This is a land of outstanding natural beauty with a turbulent and very violent history
Northumberland has over 60 conservation areas and more castles than any other county
Horncliffe is less than 4 miles from Berwick-upon-Tweed (the most northerly town in England) and 8 miles from Lindisfarne (Holy Island)
It is 2 miles from the A1, which gives access to coastal routes into both Northumberland and the Scottish Borders
Edinburgh and Newcastle are both about 60 miles away on the A1 or 40-45 minutes by train from Berwick - and no parking!
There are footpaths along both banks of the River Tweed, to Berwick on the coast and inland to the village of Norham.
These river banks are home to a diverse selection of wildlife It is possible to see deer, seals, otters and red squirrels as well as a variety of wild birds
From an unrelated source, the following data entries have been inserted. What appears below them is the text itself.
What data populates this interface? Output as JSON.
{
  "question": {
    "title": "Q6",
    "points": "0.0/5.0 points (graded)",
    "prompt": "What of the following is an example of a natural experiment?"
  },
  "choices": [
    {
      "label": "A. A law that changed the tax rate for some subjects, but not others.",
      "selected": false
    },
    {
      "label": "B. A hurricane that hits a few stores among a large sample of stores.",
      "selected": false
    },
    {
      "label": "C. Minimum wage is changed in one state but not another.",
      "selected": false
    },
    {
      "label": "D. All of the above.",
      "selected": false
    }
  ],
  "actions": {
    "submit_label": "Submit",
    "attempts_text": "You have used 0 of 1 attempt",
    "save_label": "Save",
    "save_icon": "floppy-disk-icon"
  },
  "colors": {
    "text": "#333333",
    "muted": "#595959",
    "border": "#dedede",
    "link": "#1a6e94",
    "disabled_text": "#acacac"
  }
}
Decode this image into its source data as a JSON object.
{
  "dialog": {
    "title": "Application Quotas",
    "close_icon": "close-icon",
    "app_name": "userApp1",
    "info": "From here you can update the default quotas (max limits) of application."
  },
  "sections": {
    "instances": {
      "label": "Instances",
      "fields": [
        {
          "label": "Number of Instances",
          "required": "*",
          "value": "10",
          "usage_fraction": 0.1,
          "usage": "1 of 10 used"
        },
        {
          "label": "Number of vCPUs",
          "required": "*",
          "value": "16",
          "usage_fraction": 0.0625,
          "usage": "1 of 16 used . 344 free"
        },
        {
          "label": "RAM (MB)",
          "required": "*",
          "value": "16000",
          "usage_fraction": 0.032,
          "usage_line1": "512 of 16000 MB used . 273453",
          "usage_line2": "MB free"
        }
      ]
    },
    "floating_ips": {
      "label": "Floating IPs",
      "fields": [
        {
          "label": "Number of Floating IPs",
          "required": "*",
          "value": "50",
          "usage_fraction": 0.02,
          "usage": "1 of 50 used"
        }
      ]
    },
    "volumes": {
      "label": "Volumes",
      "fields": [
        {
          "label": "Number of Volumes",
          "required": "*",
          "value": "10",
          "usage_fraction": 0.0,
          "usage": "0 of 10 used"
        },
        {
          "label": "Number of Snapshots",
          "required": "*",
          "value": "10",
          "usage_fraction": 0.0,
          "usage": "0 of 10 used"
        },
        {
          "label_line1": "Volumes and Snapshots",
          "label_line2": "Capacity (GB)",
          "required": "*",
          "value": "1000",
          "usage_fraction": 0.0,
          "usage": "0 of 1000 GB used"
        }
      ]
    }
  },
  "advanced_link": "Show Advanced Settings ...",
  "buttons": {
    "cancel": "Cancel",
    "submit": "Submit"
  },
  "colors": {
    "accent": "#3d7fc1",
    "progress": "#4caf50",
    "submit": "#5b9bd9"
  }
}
Less than a mile from the village is the Union Chain Bridge Opened in 1820, this wobbly suspension bridge links England and Scotland
On the English side of the bridge is the Chain bridge Honey farm Free to enter, the Honey farm has anexhibition, visitor centre and shop There is also a cafe in a former London double-decker bus.
From the other side of the bridge it is possible to walk into the grounds of Paxton House. These grounds and gardens extend over 80 acres The 18th century Adam country house hosts a number of exhibitions, including world class paintings loaned by National Galleries of Scotland
Pub grub is available at The Fishers Arms in Horncliffe. For more information, opening times and to book phone 01289 382227
The North Northumberland Tourist Association has produced an excellent guide to the area. View or download at www.nnta.org